Environmentalists and tourism operators in Australia have vowed legal action to block a supervisory agency's approval of a plan to deepen a coal export port and dump waste near the Great Barrier Reef.
Australia's coal industry and environmentalists exchanged criticism on Saturday after approval was given to dump 3 million cubic meters of dredged sediment inside the coral reef maritime park, which is listed as World Heritage.
That listing is to be reviewed this June by the UN agency UNESCO. In 2012 it had warned that the reef, which is facing ecological pressure, including storm damage and a starfish outbreak, could lose its status.

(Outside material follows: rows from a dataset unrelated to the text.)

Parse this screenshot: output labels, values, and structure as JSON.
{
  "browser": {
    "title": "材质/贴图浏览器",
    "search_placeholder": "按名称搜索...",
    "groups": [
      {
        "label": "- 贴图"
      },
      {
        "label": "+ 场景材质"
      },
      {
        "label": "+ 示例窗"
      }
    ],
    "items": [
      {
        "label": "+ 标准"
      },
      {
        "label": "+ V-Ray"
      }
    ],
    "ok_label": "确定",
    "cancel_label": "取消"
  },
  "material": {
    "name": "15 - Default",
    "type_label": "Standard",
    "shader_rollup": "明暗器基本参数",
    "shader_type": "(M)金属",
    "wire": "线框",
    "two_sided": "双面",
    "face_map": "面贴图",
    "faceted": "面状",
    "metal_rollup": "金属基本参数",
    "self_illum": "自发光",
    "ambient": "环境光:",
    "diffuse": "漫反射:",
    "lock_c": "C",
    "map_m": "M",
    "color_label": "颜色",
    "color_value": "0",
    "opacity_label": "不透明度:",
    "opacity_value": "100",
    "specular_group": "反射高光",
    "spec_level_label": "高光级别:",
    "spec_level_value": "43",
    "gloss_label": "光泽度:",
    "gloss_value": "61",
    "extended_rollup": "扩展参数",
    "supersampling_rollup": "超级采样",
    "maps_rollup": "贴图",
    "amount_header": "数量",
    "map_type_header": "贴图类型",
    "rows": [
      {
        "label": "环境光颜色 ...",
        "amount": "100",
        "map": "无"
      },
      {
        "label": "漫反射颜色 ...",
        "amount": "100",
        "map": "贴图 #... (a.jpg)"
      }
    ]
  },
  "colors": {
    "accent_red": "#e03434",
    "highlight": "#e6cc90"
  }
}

The permit granted Friday by Great Barrier Reef Marine Part Authority (GBRMPA) clears the way for an Australian mining company, GVK-Hancock, and Indian coal importers to expand the port of Abbot Point in Queensland state.

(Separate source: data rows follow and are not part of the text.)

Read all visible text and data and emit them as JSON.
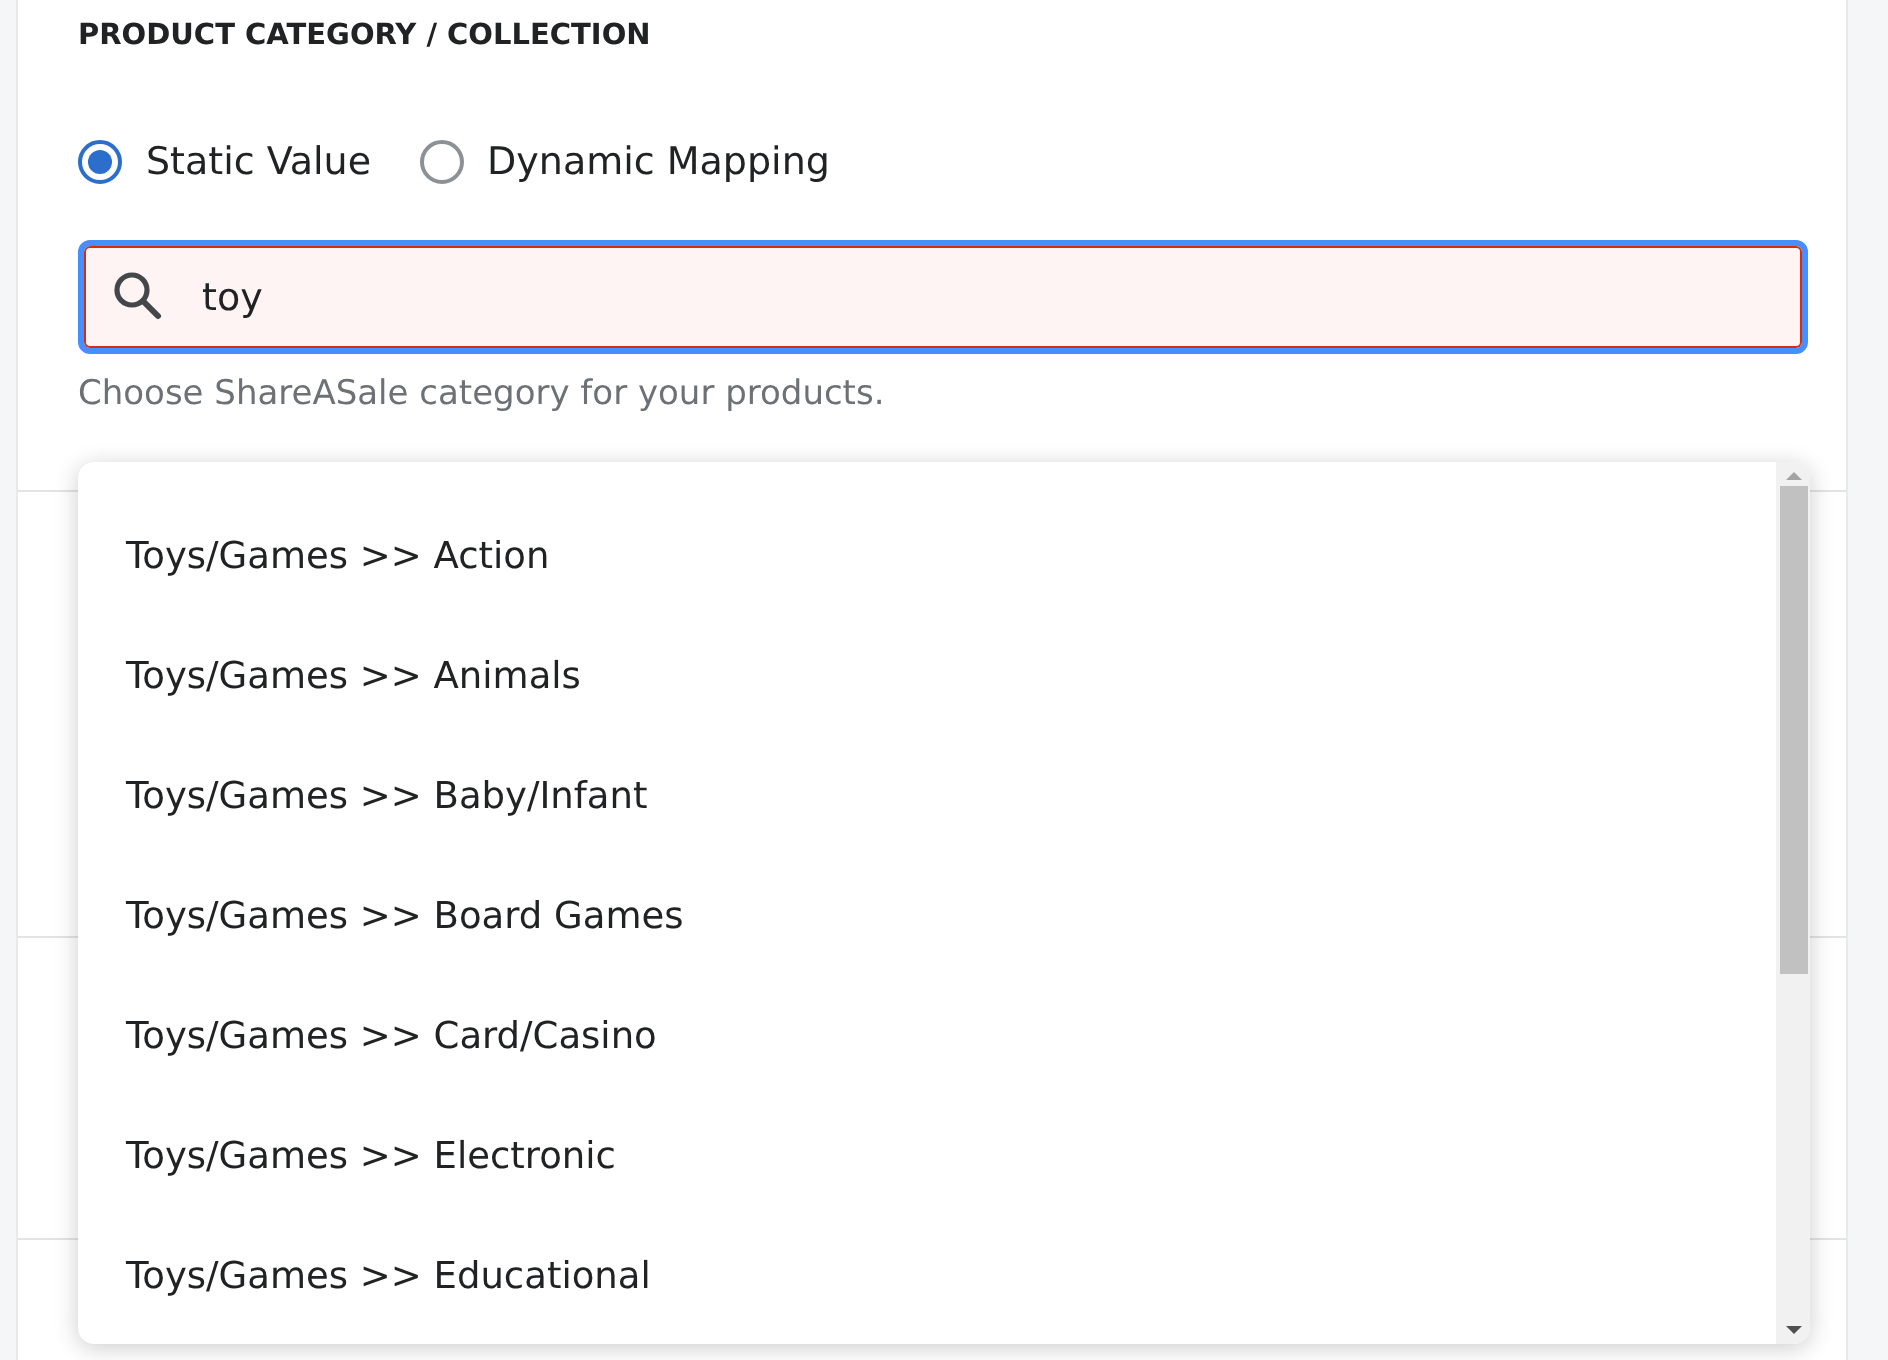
{
  "section": {
    "title": "PRODUCT CATEGORY / COLLECTION"
  },
  "mode_options": [
    {
      "label": "Static Value",
      "selected": true
    },
    {
      "label": "Dynamic Mapping",
      "selected": false
    }
  ],
  "search": {
    "value": "toy",
    "invalid": true
  },
  "help_text": "Choose ShareASale category for your products.",
  "dropdown": {
    "options": [
      "Toys/Games >> Action",
      "Toys/Games >> Animals",
      "Toys/Games >> Baby/Infant",
      "Toys/Games >> Board Games",
      "Toys/Games >> Card/Casino",
      "Toys/Games >> Electronic",
      "Toys/Games >> Educational"
    ]
  }
}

The mining giant said an expanded Port Abbot would enable exports of coal reserves from the inland Galilee Basin and create 20,000 jobs.

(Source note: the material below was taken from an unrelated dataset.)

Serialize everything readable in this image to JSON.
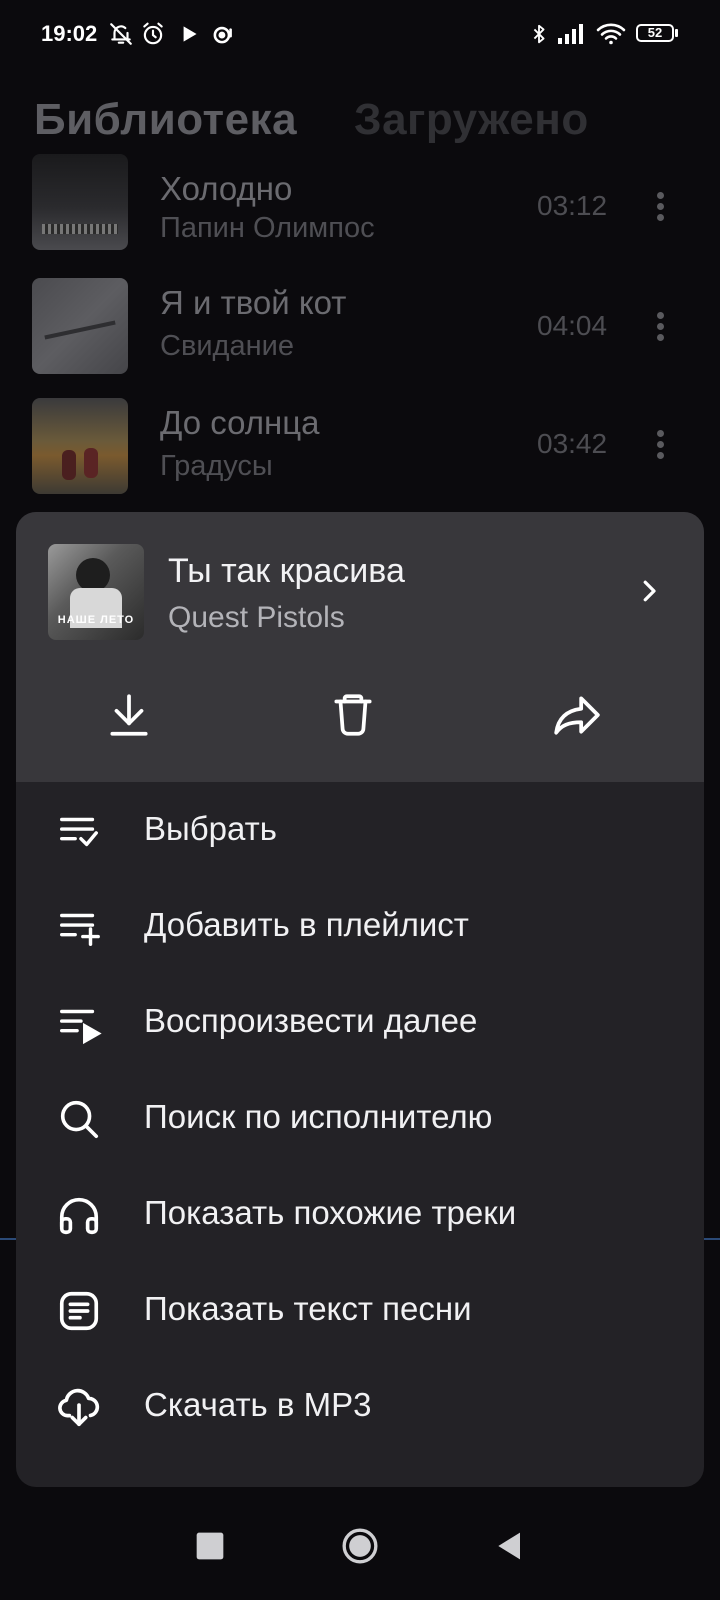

Reef smothering, warn scientists
Some 240 international scientists had warned that sludge will smother corals and sea grass, and that increased shipping will raise the risk of collisions and oil spills in the fragile area.
Tour operator president Colin McKenzie accused the authority of "pandering to politicians" and failing to do its "job of preserving the environment."
McKenzie said his Association of Marine Park Tour Operators would take Environment Minister Greg Hunt "to court" before Australia's Administrative Appeals Tribunal.
State-owned North Queensland Bulk Ports Corp. said the sediment would be clean and comprised natural "seabed materials."
GBRMPA, which gave the approval, said the dumping would take place under "rigorous safeguards," 25 kilometers (15 miles) away from the reef.
Queensland premier Campbell Newman said environmental protection could not be at the expense of state's economy: "We are in the coal business."
'Exactly the wrong thing'
The reef campaigner for the conservation group WWF, Richard Leck, said dredging of Port Abbot was "exactly the wrong thing you want to do when an ecosystem is suffering."
University of Queensland marine biologist Selina Ward said the dumping of 3 million tones of sediment would place further stress on the reef.
Australian Marine Conservation Society spokeswoman Felicity Wishart said fine sediment stirred up by dredging could travel 80 kilometers and reach the coral reef.
UNESCO is expected to discuss the port's planned 70 percent expansion and the reef's World Heritage status in June.
Massive coal exports planned
The Great Barrier Reef in its entirety covers an area larger than the United Kingdom, the Netherlands and Switzerland combined.
GVK-Hancock and India's Adani Enterprises plan two terminals at Port Abbot and have longer term plans to export 120 million tons of coal annually.
ipj/mz (Reuters, AFP, dpa, AP)